Prior to Cory’s return to prison, his life was one filled with anger, confusion and depression because of the hate he had stored in his heart for the probation department that failed him miserably. As a result, my experiences with him before leaving for prison were during a very dark period of his life. Immediately prior to his probation being revoked, Cory experienced a supernatural endowment of courage to forgive, which released him to begin the journey of transmuting a one year prison term to one of personal growth. During that time, Cory wrote many letters to many people, sharing this new freedom he was experiencing. It turned my world upside down and opened my eyes to an entirely new way of living.
After his being in prison for eight months, I chose to give myself the birthday present to be with my son. Because of the strict regulations regarding visitation, I was only allowed to visit for two hours on two consecutive days, Friday and Saturday. When I arrived on Friday, we were allowed to hug each other upon arrival and departure, but otherwise, the visit was a no contact visit sitting opposite each other with about 2 feet of separation in cheap white plastic chairs. His eyes locked mine for 2 hours as we communicated both verbally and unspoken. It was the first time that he allowed me to see him, his true self, completely and unabashedly. Pure love radiating out of his eyes like beacons.

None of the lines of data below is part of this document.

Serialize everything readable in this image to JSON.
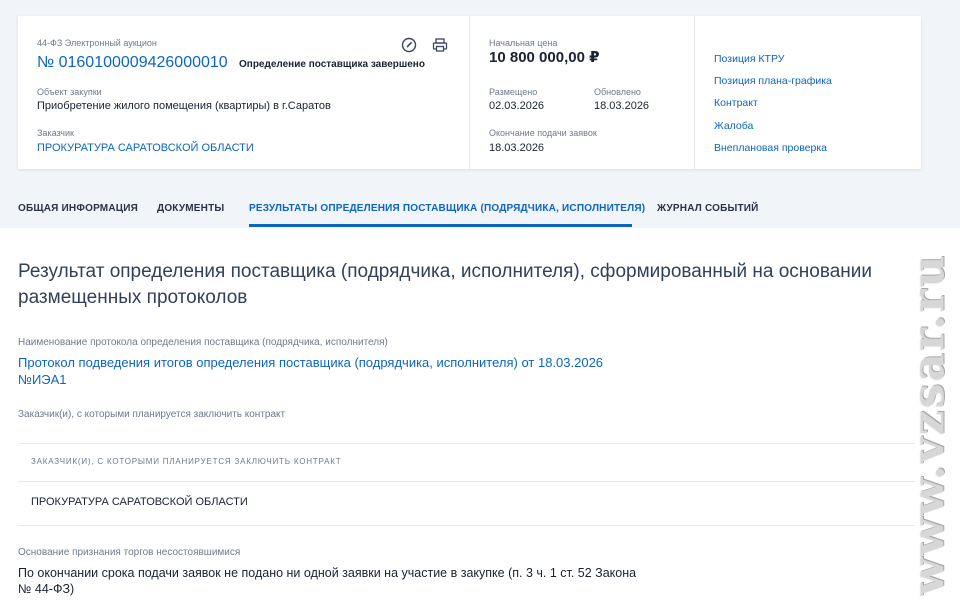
{
  "notice": {
    "law_type": "44-ФЗ Электронный аукцион",
    "number": "№ 0160100009426000010",
    "status": "Определение поставщика завершено",
    "object_label": "Объект закупки",
    "object_value": "Приобретение жилого помещения (квартиры) в г.Саратов",
    "customer_label": "Заказчик",
    "customer_value": "ПРОКУРАТУРА САРАТОВСКОЙ ОБЛАСТИ",
    "icons": [
      "search-doc-icon",
      "print-icon"
    ]
  },
  "price": {
    "label": "Начальная цена",
    "value": "10 800 000,00 ₽",
    "placed_label": "Размещено",
    "placed_value": "02.03.2026",
    "updated_label": "Обновлено",
    "updated_value": "18.03.2026",
    "deadline_label": "Окончание подачи заявок",
    "deadline_value": "18.03.2026"
  },
  "links": [
    "Позиция КТРУ",
    "Позиция плана-графика",
    "Контракт",
    "Жалоба",
    "Внеплановая проверка"
  ],
  "tabs": [
    {
      "label": "ОБЩАЯ ИНФОРМАЦИЯ",
      "active": false
    },
    {
      "label": "ДОКУМЕНТЫ",
      "active": false
    },
    {
      "label": "РЕЗУЛЬТАТЫ ОПРЕДЕЛЕНИЯ ПОСТАВЩИКА (ПОДРЯДЧИКА, ИСПОЛНИТЕЛЯ)",
      "active": true
    },
    {
      "label": "ЖУРНАЛ СОБЫТИЙ",
      "active": false
    }
  ],
  "result": {
    "title": "Результат определения поставщика (подрядчика, исполнителя), сформированный на основании размещенных протоколов",
    "protocol_label": "Наименование протокола определения поставщика (подрядчика, исполнителя)",
    "protocol_link_line1": "Протокол подведения итогов определения поставщика (подрядчика, исполнителя) от 18.03.2026",
    "protocol_link_line2": "№ИЭА1",
    "customers_label": "Заказчик(и), с которыми планируется заключить контракт",
    "table_header": "ЗАКАЗЧИК(И), С КОТОРЫМИ ПЛАНИРУЕТСЯ ЗАКЛЮЧИТЬ КОНТРАКТ",
    "table_rows": [
      "ПРОКУРАТУРА САРАТОВСКОЙ ОБЛАСТИ"
    ],
    "failure_label": "Основание признания торгов несостоявшимися",
    "failure_value": "По окончании срока подачи заявок не подано ни одной заявки на участие в закупке (п. 3 ч. 1 ст. 52 Закона № 44-ФЗ)"
  },
  "watermark": "www.vzsar.ru",
  "colors": {
    "accent": "#0d65c3",
    "page_background": "#f1f4f9",
    "text": "#1a2233",
    "muted": "#6f7a8c"
  }
}
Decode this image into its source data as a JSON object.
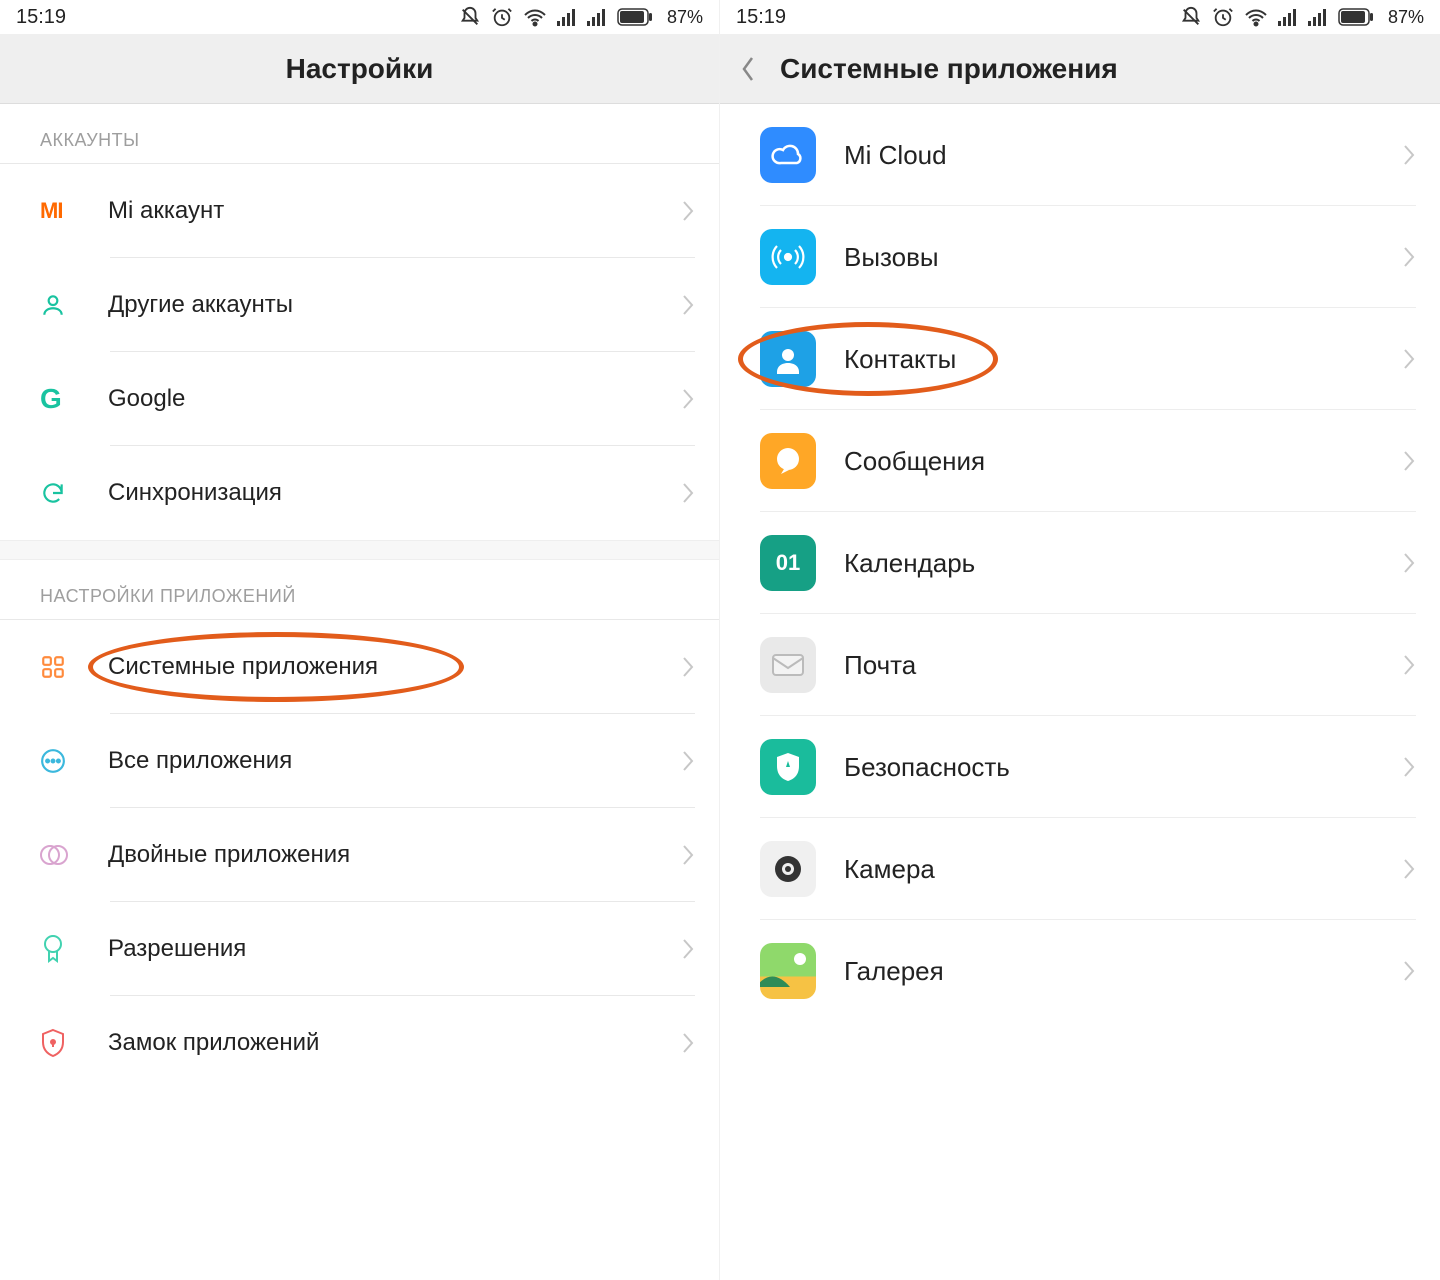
{
  "status": {
    "time": "15:19",
    "battery": "87%"
  },
  "left": {
    "title": "Настройки",
    "section_accounts": "АККАУНТЫ",
    "section_appsettings": "НАСТРОЙКИ ПРИЛОЖЕНИЙ",
    "rows": {
      "mi_account": "Mi аккаунт",
      "other_accounts": "Другие аккаунты",
      "google": "Google",
      "sync": "Синхронизация",
      "system_apps": "Системные приложения",
      "all_apps": "Все приложения",
      "dual_apps": "Двойные приложения",
      "permissions": "Разрешения",
      "app_lock": "Замок приложений"
    }
  },
  "right": {
    "title": "Системные приложения",
    "rows": {
      "mi_cloud": "Mi Cloud",
      "calls": "Вызовы",
      "contacts": "Контакты",
      "messages": "Сообщения",
      "calendar": "Календарь",
      "mail": "Почта",
      "security": "Безопасность",
      "camera": "Камера",
      "gallery": "Галерея"
    },
    "calendar_badge": "01"
  }
}
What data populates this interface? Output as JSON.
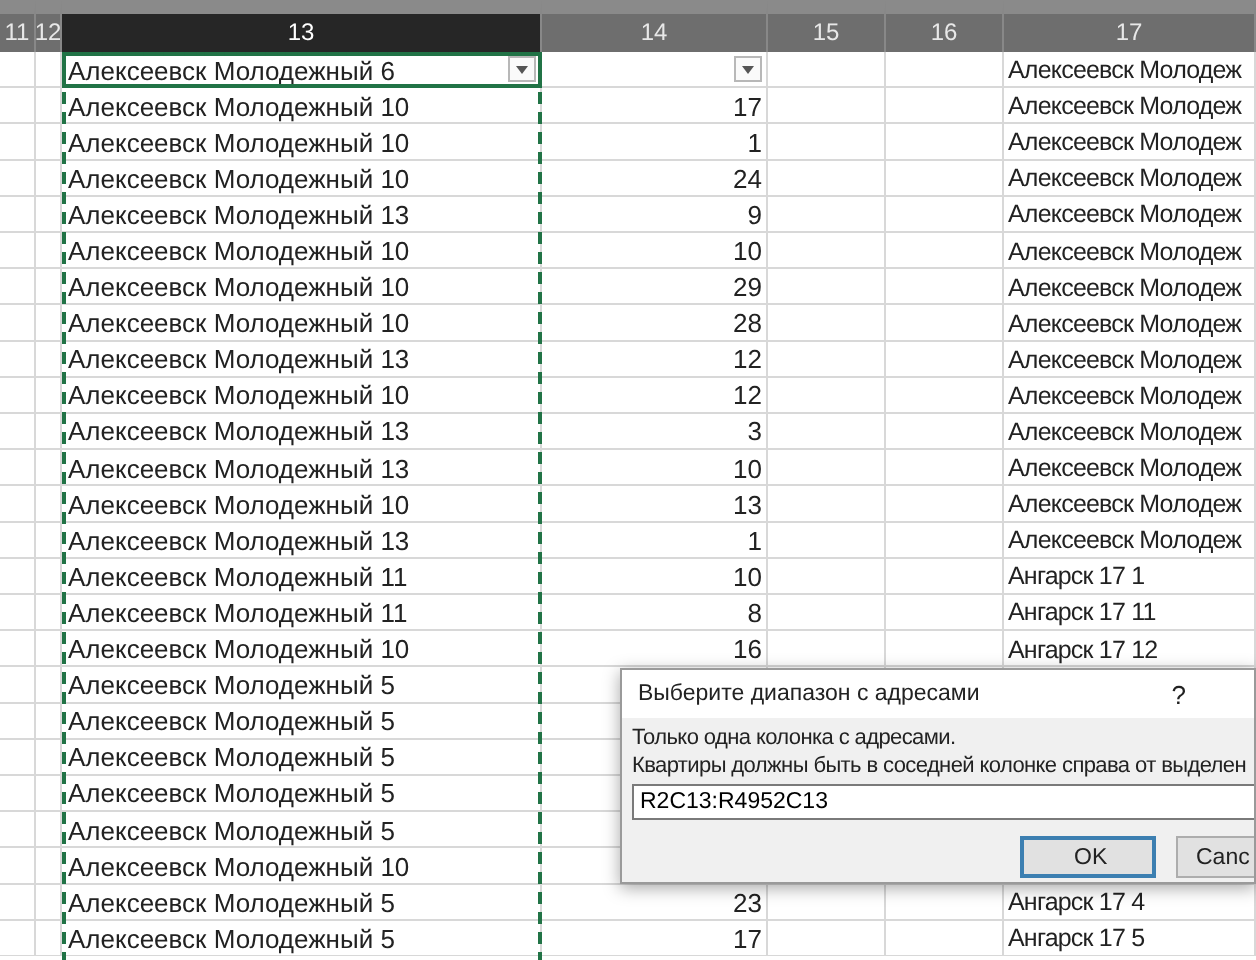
{
  "columns": [
    {
      "label": "11",
      "selected": false
    },
    {
      "label": "12",
      "selected": false
    },
    {
      "label": "13",
      "selected": true
    },
    {
      "label": "14",
      "selected": false
    },
    {
      "label": "15",
      "selected": false
    },
    {
      "label": "16",
      "selected": false
    },
    {
      "label": "17",
      "selected": false
    }
  ],
  "rows": [
    {
      "filter": true,
      "column_13": "Алексеевск Молодежный 6",
      "column_17": "Алексеевск Молодеж"
    },
    {
      "filter": false,
      "column_13": "Алексеевск Молодежный 10",
      "column_14": "17",
      "column_17": "Алексеевск Молодеж"
    },
    {
      "filter": false,
      "column_13": "Алексеевск Молодежный 10",
      "column_14": "1",
      "column_17": "Алексеевск Молодеж"
    },
    {
      "filter": false,
      "column_13": "Алексеевск Молодежный 10",
      "column_14": "24",
      "column_17": "Алексеевск Молодеж"
    },
    {
      "filter": false,
      "column_13": "Алексеевск Молодежный 13",
      "column_14": "9",
      "column_17": "Алексеевск Молодеж"
    },
    {
      "filter": false,
      "column_13": "Алексеевск Молодежный 10",
      "column_14": "10",
      "column_17": "Алексеевск Молодеж"
    },
    {
      "filter": false,
      "column_13": "Алексеевск Молодежный 10",
      "column_14": "29",
      "column_17": "Алексеевск Молодеж"
    },
    {
      "filter": false,
      "column_13": "Алексеевск Молодежный 10",
      "column_14": "28",
      "column_17": "Алексеевск Молодеж"
    },
    {
      "filter": false,
      "column_13": "Алексеевск Молодежный 13",
      "column_14": "12",
      "column_17": "Алексеевск Молодеж"
    },
    {
      "filter": false,
      "column_13": "Алексеевск Молодежный 10",
      "column_14": "12",
      "column_17": "Алексеевск Молодеж"
    },
    {
      "filter": false,
      "column_13": "Алексеевск Молодежный 13",
      "column_14": "3",
      "column_17": "Алексеевск Молодеж"
    },
    {
      "filter": false,
      "column_13": "Алексеевск Молодежный 13",
      "column_14": "10",
      "column_17": "Алексеевск Молодеж"
    },
    {
      "filter": false,
      "column_13": "Алексеевск Молодежный 10",
      "column_14": "13",
      "column_17": "Алексеевск Молодеж"
    },
    {
      "filter": false,
      "column_13": "Алексеевск Молодежный 13",
      "column_14": "1",
      "column_17": "Алексеевск Молодеж"
    },
    {
      "filter": false,
      "column_13": "Алексеевск Молодежный 11",
      "column_14": "10",
      "column_17": "Ангарск 17 1"
    },
    {
      "filter": false,
      "column_13": "Алексеевск Молодежный 11",
      "column_14": "8",
      "column_17": "Ангарск 17 11"
    },
    {
      "filter": false,
      "column_13": "Алексеевск Молодежный 10",
      "column_14": "16",
      "column_17": "Ангарск 17 12"
    },
    {
      "filter": false,
      "column_13": "Алексеевск Молодежный 5"
    },
    {
      "filter": false,
      "column_13": "Алексеевск Молодежный 5"
    },
    {
      "filter": false,
      "column_13": "Алексеевск Молодежный 5"
    },
    {
      "filter": false,
      "column_13": "Алексеевск Молодежный 5"
    },
    {
      "filter": false,
      "column_13": "Алексеевск Молодежный 5"
    },
    {
      "filter": false,
      "column_13": "Алексеевск Молодежный 10"
    },
    {
      "filter": false,
      "column_13": "Алексеевск Молодежный 5",
      "column_14": "23",
      "column_17": "Ангарск 17 4"
    },
    {
      "filter": false,
      "column_13": "Алексеевск Молодежный 5",
      "column_14": "17",
      "column_17": "Ангарск 17 5"
    }
  ],
  "dialog": {
    "title": "Выберите диапазон с адресами",
    "help": "?",
    "lines": [
      "Только одна колонка с адресами.",
      "Квартиры должны быть в соседней колонке справа от выделен"
    ],
    "input_value": "R2C13:R4952C13",
    "buttons": [
      {
        "label": "OK",
        "focused": true
      },
      {
        "label": "Canc",
        "focused": false
      }
    ]
  }
}
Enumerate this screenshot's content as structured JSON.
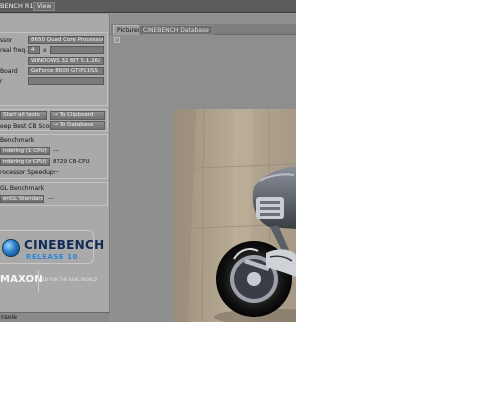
{
  "titlebar": {
    "title": "BENCH R10",
    "menu_view": "View"
  },
  "system": {
    "processor_label": "ssor",
    "processor_value": "8650 Quad Core Processor",
    "cores_label": "real freq.)",
    "cores_value": "4",
    "cores_sep": "x",
    "os_value": "WINDOWS 32 BIT 5.1.26(",
    "board_label": "Board",
    "board_value": "GeForce 8600 GT/PCI/SS",
    "r_label": "r"
  },
  "actions": {
    "start_all": "Start all tests",
    "to_clipboard": "To Clipboard",
    "keep_best": "eep Best CB Score",
    "to_database": "To Database",
    "arrow": "→"
  },
  "cpu_benchmark": {
    "title": "Benchmark",
    "single_label": "ndering (1 CPU)",
    "single_value": "---",
    "multi_label": "ndering (x CPU)",
    "multi_value": "8729 CB-CPU",
    "speedup_label": "rocessor Speedup:",
    "speedup_value": "---"
  },
  "gl_benchmark": {
    "title": "GL Benchmark",
    "standard_label": "enGL Standard",
    "standard_value": "---"
  },
  "logo": {
    "name": "CINEBENCH",
    "release": "RELEASE 10",
    "maxon": "MAXON",
    "tagline": "3D FOR THE REAL WORLD"
  },
  "console": {
    "label": "nsole"
  },
  "tabs": {
    "pictures": "Pictures",
    "database": "CINEBENCH Database"
  },
  "colors": {
    "app_bg": "#979797",
    "panel_bg": "#a9a9a9",
    "titlebar_bg": "#5b5b5b",
    "logo_blue": "#2c87d6"
  }
}
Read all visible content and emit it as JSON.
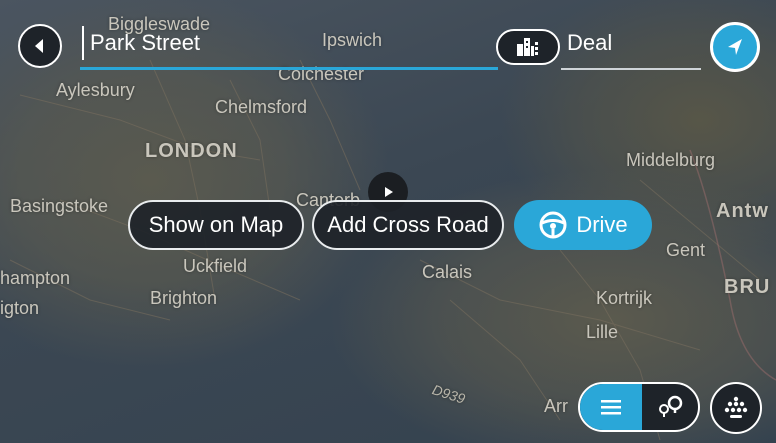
{
  "search": {
    "query": "Park Street",
    "location": "Deal"
  },
  "actions": {
    "show_on_map": "Show on Map",
    "add_cross_road": "Add Cross Road",
    "drive": "Drive"
  },
  "map": {
    "places": {
      "biggleswade": "Biggleswade",
      "ipswich": "Ipswich",
      "colchester": "Colchester",
      "aylesbury": "Aylesbury",
      "chelmsford": "Chelmsford",
      "london": "LONDON",
      "middelburg": "Middelburg",
      "basingstoke": "Basingstoke",
      "canterbury": "Canterb",
      "antwerp": "Antw",
      "gent": "Gent",
      "uckfield": "Uckfield",
      "calais": "Calais",
      "hampton": "hampton",
      "brighton": "Brighton",
      "kortrijk": "Kortrijk",
      "bru": "BRU",
      "igton": "igton",
      "lille": "Lille",
      "d939": "D939",
      "arras": "Arr"
    }
  },
  "colors": {
    "accent": "#2aa7d8",
    "button_dark": "#1e2329",
    "text": "#ffffff"
  },
  "icons": {
    "back": "back-arrow-icon",
    "places": "city-buildings-icon",
    "navigate": "navigation-arrow-icon",
    "drive": "steering-wheel-icon",
    "list": "list-icon",
    "map_pins": "map-pins-icon",
    "keyboard": "keyboard-icon",
    "play": "play-icon"
  }
}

Since I was not allowed to visit him on Sunday, he asked me to come to the park across the street from the prison at 3 o’clock. This prison is a high rise in downtown San Diego, he being 15 floors up. The plan was that he would stand in the window where he had instructed me to look. (It’s pretty hard to see someone clearly from 15 floors up.) While preparing to go I tried to think of what to do to send him a message from the park where I would be standing. I thought of a sign, but then quickly realized he would not be able to read it. So, I tore a large heart out of aluminum foil. At precisely 3 o’clock, I stood in the park looking up and shining my foil heart upwards, squinting up to look for Cory. Then I spotted him, waving wildly with both arms and shining a mirror. We stood there for 15 minutes, he radiating his love and light and I mine. It was one of the most profound moments of my life. Cory changed me completely with his love. For this I am deeply grateful. I love you, Cory.